Christensen, Raynor and McDonald’s 2017 article titled “What is Disruptive Innovation?” states that a disruption typically involves an entrant company who exploits a particular area of the industry that current companies have overlooked due to a perceived lack of customer interest or lower profit margins. As a result of the established companies focusing their attention on serving their customer needs through incremental improvements in their products, an entrant company is often free to create new ways to deliver to this underserved market. These disrupters typically fill this overlooked market with a product that lacks many of the bells and whistles required by the current market but meets minimally acceptable quality thresholds.
In other words, disruptive offerings typically occur in industries where existing companies have ignored a portion of the market. With less profitable customers overlooked by existing companies, entrants are able to establish a new market that might not have existed before.
While Christensen’s original analysis lacked some clarity around explicit criteria for disruptive innovation, Kumaraswamy, Garud and Ansari elaborate on this definition in their 2018 article titled “Perspectives on Disruptive innovations.” They suggest that in light of the rapid innovation we are experiencing in this digital economy, businesses must create a different set of assessment criteria by which to judge these advances.
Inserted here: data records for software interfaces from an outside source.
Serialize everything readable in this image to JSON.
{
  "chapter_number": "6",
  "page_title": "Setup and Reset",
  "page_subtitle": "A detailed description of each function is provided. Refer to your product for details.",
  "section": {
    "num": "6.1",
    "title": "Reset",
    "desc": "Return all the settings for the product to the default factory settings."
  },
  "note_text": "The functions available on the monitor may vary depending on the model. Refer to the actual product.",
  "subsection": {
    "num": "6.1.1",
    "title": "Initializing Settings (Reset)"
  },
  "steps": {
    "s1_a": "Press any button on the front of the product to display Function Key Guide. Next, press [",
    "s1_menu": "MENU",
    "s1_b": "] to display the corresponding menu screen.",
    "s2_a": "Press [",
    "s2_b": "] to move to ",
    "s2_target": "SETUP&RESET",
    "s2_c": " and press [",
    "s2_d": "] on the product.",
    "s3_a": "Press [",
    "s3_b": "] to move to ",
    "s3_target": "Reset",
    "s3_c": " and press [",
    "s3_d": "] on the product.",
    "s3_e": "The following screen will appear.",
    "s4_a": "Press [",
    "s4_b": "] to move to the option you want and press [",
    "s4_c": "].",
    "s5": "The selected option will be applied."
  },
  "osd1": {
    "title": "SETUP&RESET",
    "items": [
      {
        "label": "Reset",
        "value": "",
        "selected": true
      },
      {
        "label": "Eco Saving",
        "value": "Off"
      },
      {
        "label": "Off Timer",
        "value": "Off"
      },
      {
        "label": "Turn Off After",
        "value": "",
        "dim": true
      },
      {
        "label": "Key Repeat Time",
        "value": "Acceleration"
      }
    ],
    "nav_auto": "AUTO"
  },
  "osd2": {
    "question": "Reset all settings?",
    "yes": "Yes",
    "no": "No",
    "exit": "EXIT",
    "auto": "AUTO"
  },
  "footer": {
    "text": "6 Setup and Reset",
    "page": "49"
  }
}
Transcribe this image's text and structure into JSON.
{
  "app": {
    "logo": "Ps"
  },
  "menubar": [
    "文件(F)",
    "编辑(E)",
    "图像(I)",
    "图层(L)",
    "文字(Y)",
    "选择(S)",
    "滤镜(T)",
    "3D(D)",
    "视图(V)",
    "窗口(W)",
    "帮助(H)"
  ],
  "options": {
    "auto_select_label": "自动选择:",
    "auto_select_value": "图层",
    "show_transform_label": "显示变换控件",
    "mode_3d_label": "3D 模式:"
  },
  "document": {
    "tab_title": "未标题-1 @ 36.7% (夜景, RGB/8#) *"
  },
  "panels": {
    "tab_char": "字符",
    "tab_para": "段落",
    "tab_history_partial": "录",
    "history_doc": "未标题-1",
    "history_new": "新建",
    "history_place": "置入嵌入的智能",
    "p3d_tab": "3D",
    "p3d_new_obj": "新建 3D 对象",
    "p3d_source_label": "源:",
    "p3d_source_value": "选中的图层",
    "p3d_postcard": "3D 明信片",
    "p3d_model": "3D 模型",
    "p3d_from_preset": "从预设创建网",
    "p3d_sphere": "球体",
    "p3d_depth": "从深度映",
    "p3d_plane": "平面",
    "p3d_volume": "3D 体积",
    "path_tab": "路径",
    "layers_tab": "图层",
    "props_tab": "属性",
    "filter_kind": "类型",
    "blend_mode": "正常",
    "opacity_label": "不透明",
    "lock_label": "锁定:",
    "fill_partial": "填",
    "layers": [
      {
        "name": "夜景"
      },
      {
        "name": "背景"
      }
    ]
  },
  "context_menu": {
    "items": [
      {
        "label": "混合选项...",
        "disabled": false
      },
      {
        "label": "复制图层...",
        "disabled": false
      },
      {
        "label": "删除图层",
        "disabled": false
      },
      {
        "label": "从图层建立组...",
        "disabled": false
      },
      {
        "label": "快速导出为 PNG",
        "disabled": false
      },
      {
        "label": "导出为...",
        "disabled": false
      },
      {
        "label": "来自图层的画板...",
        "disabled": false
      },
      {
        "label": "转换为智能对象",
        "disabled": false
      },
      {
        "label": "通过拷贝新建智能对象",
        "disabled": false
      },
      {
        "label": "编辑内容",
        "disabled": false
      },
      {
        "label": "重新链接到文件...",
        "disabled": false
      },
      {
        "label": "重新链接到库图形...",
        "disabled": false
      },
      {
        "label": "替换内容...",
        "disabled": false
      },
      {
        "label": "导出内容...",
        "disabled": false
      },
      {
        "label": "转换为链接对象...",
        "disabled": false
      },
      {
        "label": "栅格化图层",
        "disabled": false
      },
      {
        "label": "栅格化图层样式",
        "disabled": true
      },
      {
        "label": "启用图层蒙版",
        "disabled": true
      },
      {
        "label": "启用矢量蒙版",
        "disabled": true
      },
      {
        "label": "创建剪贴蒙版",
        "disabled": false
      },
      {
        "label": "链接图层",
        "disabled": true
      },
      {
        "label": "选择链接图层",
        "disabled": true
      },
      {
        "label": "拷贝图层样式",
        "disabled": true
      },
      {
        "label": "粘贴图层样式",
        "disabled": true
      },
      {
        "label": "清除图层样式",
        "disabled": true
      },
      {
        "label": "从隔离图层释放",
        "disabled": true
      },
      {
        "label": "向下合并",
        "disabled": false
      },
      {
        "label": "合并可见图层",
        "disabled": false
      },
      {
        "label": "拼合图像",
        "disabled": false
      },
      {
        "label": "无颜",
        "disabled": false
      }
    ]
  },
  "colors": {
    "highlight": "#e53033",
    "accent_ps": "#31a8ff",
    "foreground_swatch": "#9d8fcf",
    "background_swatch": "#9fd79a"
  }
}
They suggest a generative approach to assessing disruption including an early assessment of the platform, ecosystem, and co-opetition decisions, as well as considerations of evolutionary and relational performance standards.
In today’s business, it is not good enough to simply declare something as a disruptive innovation and apply the traditional business standards to address them. We need make a clear distinction between changes that are simply incremental improvements and those that are truly disruptive.
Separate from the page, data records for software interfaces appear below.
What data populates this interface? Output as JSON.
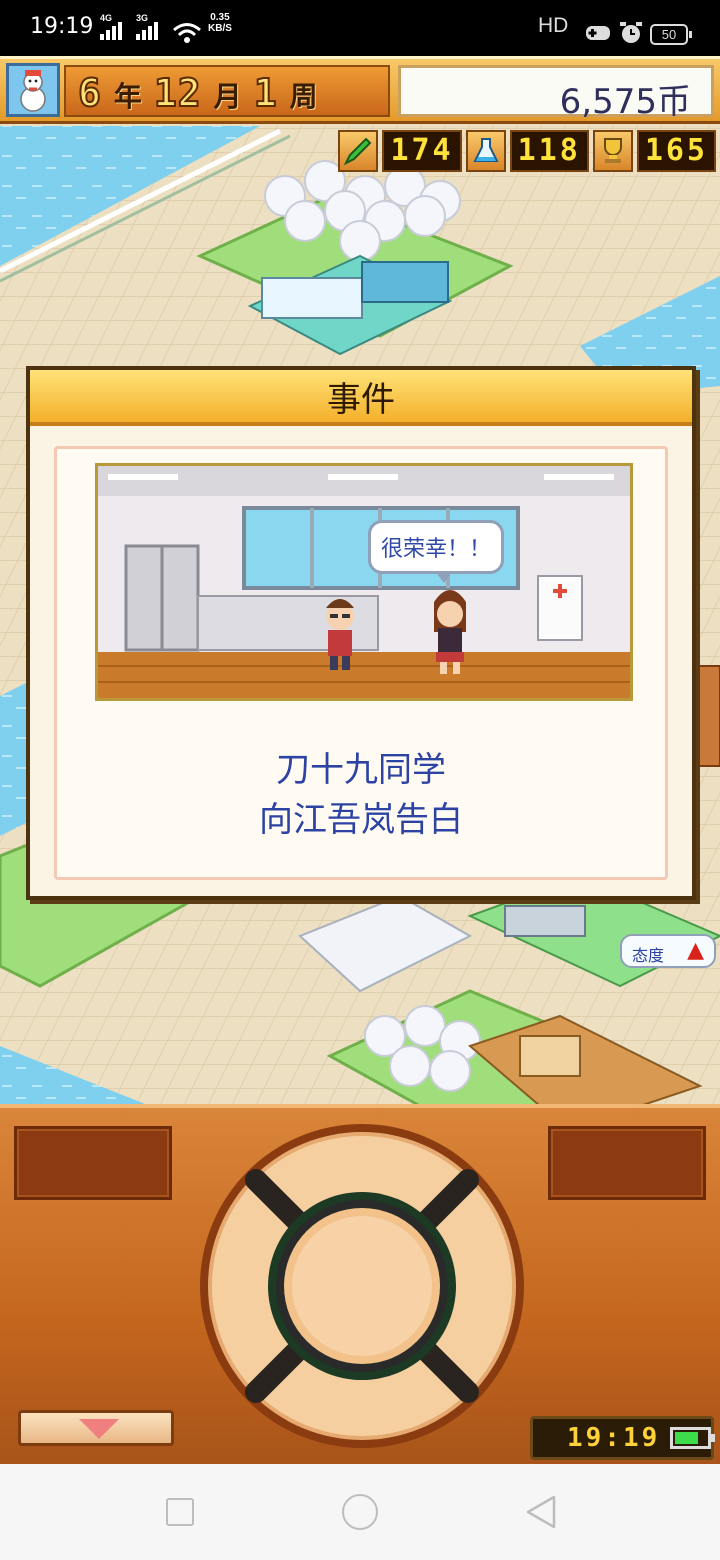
{
  "status_bar": {
    "time": "19:19",
    "sim1_tag": "4G",
    "sim2_tag": "3G",
    "net_speed_value": "0.35",
    "net_speed_unit": "KB/S",
    "hd_label": "HD",
    "battery": "50"
  },
  "header": {
    "year": "6",
    "year_unit": "年",
    "month": "12",
    "month_unit": "月",
    "week": "1",
    "week_unit": "周",
    "money": "6,575币",
    "season_icon": "snowman-icon"
  },
  "stats": [
    {
      "icon": "pencil-icon",
      "value": "174"
    },
    {
      "icon": "flask-icon",
      "value": "118"
    },
    {
      "icon": "trophy-icon",
      "value": "165"
    }
  ],
  "dialog": {
    "title": "事件",
    "speech": "很荣幸！！",
    "line1": "刀十九同学",
    "line2": "向江吾岚告白"
  },
  "attitude": {
    "label": "态度",
    "indicator": "上升"
  },
  "controller": {
    "clock": "19:19"
  },
  "colors": {
    "panel_orange": "#c4661e",
    "dialog_header": "#f3b02a",
    "text_blue": "#2c43a4"
  }
}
We often work with businesses and individuals to improve their offerings, automate systems and processes, expand feature sets, and launch new products. I find it useful for us to focus on the accurate meaning of disruptive innovation, as expressed by the individual who crafted the theory, as we seek to guide organizations in determining whether or not something is disruptive.
Even though a development may be innovative, that doesn’t necessarily mean it is disruptive. One example of this is creating software to support embedded IoT sensors to help Herman Miller make more informed decisions about space utilization. While this functionality distinguished the client within their industry, it does not meet standards to be considered disruptive.
On the other hand, an organization like Moja that contracted us to help build a commerce system for sub-Saharan Africa is a disruptive innovation. When this idea was brought to us, my response was, “it is such a big idea, it just might work.” This product definitely has the ability to disrupt the way commerce is done on the continent, displacing much about how organizations conduct these transactions today.
Based on my experience working with businesses over the years, I have to agree with Christensen’s assessment that too many changes within the economic construct are given the label of a disruptive innovation. A 2015 MIT Sloan Management article by King and Baatartogtokh concurs that for something to be considered a disruptive innovation, certain conditions should exist including a rapid improvement curve and the opportunity for these new advancements to outpace the needs of the consumer. This ultimately means that when something is heralded as a disruptive innovation, we should view this proclamation more as an alert as opposed to a predictor of things to come.